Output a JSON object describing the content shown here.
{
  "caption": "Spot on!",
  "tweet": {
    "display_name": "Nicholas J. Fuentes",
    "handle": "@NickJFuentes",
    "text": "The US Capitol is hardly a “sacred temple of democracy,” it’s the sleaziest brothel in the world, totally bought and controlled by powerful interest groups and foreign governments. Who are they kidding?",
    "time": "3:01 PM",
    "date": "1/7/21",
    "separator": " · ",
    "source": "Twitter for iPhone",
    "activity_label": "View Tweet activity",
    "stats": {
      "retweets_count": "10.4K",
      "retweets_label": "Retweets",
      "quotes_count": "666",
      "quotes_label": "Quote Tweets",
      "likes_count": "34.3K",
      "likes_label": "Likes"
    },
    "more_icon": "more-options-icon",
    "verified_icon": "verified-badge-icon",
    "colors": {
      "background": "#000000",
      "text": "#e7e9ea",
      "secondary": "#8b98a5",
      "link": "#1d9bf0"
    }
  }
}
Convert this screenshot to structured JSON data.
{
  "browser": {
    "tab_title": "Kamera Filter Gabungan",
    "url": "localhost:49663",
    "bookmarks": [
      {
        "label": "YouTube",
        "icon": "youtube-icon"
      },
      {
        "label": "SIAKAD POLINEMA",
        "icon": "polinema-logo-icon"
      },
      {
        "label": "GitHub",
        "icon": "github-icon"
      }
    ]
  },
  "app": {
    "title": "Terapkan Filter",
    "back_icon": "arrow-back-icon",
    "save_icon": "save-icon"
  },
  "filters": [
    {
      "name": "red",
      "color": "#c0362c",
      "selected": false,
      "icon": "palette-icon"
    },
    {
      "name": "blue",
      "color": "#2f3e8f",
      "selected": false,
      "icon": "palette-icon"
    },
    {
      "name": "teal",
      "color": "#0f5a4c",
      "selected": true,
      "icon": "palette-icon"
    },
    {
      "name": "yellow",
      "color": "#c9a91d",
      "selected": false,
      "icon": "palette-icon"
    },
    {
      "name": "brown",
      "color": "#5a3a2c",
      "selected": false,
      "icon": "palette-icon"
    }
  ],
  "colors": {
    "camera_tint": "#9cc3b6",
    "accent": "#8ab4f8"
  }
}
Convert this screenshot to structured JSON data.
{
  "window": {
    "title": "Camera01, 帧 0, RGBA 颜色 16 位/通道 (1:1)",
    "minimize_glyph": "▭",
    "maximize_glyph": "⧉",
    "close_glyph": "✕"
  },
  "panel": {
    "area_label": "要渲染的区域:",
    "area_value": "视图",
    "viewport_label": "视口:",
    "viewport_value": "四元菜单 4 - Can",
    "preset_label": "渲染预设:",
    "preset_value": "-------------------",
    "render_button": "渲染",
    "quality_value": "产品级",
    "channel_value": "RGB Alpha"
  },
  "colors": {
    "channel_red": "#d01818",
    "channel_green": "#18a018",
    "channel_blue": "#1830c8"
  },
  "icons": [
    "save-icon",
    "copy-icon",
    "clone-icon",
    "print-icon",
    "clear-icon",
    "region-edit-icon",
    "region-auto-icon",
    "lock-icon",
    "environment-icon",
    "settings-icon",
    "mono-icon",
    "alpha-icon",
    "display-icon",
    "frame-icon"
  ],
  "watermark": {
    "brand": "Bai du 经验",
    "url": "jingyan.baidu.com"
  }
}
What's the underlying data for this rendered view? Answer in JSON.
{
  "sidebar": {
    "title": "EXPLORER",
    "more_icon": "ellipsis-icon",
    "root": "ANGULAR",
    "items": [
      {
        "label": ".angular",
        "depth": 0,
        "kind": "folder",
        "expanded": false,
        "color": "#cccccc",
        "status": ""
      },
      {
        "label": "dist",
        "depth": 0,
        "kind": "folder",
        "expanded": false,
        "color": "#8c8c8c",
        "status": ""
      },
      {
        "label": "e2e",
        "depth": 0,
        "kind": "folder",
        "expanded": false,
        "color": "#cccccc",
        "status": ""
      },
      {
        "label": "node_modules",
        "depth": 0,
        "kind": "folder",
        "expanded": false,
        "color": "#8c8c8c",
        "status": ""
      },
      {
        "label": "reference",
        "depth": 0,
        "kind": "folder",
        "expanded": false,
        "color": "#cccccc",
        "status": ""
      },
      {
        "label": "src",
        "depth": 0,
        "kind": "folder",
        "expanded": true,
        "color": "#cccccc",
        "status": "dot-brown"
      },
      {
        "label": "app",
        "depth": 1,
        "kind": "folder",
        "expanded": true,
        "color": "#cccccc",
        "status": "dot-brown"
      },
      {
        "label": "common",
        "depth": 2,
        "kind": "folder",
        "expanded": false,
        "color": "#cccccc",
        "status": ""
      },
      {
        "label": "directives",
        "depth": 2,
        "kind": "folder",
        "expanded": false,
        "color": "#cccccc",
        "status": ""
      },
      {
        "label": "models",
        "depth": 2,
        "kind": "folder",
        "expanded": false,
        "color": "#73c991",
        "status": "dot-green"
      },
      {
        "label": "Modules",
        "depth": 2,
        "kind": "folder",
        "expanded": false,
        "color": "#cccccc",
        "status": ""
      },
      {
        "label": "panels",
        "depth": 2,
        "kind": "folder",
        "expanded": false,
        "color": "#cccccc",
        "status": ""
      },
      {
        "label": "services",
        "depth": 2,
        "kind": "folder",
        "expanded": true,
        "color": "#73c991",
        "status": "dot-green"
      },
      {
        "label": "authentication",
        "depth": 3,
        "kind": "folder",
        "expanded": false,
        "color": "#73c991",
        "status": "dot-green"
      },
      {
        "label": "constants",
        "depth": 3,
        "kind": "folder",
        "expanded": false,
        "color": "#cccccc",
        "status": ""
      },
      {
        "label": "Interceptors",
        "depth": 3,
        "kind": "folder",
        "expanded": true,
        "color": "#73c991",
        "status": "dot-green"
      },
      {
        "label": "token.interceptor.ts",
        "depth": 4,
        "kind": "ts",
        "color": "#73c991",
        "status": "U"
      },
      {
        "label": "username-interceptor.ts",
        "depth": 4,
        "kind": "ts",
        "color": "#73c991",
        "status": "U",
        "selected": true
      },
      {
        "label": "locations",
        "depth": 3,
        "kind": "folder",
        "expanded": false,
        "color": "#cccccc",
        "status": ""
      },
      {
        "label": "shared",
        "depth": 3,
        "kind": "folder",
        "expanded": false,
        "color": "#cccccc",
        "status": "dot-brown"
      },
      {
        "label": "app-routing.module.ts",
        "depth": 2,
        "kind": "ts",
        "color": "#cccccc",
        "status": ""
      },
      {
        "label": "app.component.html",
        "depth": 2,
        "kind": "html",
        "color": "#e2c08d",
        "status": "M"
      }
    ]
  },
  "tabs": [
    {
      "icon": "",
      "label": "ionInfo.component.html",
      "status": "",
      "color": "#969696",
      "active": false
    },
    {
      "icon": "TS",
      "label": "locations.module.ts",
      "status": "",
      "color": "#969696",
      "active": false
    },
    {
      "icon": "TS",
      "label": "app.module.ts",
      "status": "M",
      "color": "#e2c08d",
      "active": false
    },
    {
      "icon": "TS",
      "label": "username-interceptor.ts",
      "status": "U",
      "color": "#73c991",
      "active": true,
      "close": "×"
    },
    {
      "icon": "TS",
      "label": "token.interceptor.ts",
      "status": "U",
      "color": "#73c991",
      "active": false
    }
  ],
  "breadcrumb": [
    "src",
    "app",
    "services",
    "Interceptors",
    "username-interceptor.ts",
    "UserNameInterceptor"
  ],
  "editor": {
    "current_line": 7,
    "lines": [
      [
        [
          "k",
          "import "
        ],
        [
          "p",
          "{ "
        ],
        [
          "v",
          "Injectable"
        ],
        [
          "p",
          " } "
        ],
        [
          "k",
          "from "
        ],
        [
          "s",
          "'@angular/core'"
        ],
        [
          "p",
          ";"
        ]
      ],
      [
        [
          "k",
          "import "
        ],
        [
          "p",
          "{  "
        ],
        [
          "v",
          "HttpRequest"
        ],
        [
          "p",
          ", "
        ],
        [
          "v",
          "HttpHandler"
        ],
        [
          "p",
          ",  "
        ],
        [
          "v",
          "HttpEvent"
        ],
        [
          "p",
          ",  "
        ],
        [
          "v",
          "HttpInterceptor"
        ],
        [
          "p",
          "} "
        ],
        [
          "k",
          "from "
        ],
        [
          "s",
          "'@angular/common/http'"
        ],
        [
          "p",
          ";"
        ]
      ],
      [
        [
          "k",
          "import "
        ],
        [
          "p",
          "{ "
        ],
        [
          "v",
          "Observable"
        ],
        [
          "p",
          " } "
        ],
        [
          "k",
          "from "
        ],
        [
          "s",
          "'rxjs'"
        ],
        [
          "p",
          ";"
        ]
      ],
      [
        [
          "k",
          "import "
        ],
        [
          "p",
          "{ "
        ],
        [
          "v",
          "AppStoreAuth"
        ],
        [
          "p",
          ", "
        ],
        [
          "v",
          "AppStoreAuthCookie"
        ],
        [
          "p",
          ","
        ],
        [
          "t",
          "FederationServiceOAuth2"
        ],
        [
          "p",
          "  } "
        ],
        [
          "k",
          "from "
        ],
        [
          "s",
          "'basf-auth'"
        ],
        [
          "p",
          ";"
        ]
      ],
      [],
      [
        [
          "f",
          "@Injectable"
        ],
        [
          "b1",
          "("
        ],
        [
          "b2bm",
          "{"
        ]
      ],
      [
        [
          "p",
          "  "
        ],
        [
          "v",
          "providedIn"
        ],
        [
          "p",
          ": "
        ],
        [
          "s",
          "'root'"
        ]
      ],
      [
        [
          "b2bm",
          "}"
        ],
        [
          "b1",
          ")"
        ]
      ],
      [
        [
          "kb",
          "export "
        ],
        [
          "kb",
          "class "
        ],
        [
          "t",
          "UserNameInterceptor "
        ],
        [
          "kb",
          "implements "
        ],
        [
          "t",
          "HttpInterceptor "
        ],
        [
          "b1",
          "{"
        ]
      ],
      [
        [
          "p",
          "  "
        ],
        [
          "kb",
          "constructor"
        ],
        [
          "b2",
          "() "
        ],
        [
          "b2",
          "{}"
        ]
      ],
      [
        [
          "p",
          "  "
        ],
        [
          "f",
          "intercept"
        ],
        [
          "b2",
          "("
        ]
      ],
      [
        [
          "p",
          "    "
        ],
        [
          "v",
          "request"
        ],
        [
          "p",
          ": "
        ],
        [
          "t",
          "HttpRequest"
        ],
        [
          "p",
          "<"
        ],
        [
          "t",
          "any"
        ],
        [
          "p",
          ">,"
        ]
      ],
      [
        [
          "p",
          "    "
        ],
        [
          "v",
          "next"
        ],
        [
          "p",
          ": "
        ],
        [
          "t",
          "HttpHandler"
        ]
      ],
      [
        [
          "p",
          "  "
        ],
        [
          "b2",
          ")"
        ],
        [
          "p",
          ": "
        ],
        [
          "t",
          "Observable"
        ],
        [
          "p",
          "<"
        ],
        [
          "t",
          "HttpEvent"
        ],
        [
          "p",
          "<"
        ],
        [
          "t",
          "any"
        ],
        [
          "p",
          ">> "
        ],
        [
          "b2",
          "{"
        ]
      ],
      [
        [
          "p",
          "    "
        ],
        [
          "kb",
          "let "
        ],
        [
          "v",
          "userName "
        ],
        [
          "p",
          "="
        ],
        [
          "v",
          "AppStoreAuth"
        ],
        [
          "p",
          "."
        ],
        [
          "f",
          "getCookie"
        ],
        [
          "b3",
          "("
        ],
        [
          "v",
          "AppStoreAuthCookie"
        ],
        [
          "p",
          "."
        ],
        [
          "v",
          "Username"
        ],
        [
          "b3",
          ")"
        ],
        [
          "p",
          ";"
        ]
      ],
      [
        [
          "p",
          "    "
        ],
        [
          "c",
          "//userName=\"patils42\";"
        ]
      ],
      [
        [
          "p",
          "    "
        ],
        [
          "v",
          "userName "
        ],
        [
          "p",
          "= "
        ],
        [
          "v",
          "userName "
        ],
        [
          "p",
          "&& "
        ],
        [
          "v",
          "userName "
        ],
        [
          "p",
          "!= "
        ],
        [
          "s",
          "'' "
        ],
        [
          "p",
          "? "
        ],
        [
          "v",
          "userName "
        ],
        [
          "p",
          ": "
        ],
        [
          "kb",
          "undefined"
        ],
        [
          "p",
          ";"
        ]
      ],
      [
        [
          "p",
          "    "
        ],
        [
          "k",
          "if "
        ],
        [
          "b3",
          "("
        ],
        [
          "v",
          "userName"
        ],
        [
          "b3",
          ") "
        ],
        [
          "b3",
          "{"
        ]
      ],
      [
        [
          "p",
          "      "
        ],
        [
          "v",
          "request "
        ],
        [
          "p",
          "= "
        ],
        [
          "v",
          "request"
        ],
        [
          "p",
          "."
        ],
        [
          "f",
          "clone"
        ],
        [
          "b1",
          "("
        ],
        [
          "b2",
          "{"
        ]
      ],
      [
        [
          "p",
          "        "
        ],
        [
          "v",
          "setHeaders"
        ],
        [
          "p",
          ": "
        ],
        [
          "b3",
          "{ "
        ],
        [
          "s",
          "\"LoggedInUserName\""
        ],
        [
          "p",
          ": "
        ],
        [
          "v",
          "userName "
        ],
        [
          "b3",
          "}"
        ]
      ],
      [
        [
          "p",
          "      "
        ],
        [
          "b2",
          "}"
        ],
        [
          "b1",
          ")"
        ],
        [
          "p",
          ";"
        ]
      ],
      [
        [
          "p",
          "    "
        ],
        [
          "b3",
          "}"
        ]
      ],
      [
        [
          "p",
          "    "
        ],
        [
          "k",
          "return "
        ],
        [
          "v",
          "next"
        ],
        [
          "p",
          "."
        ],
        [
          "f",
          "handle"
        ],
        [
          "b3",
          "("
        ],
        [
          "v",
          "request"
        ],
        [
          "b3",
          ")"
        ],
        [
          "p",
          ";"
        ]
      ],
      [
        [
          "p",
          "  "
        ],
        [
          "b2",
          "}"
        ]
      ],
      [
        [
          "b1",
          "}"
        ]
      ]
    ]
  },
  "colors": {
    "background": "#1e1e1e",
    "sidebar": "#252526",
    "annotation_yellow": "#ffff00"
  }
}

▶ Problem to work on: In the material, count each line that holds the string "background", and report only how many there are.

▶ Output of the exercise: 2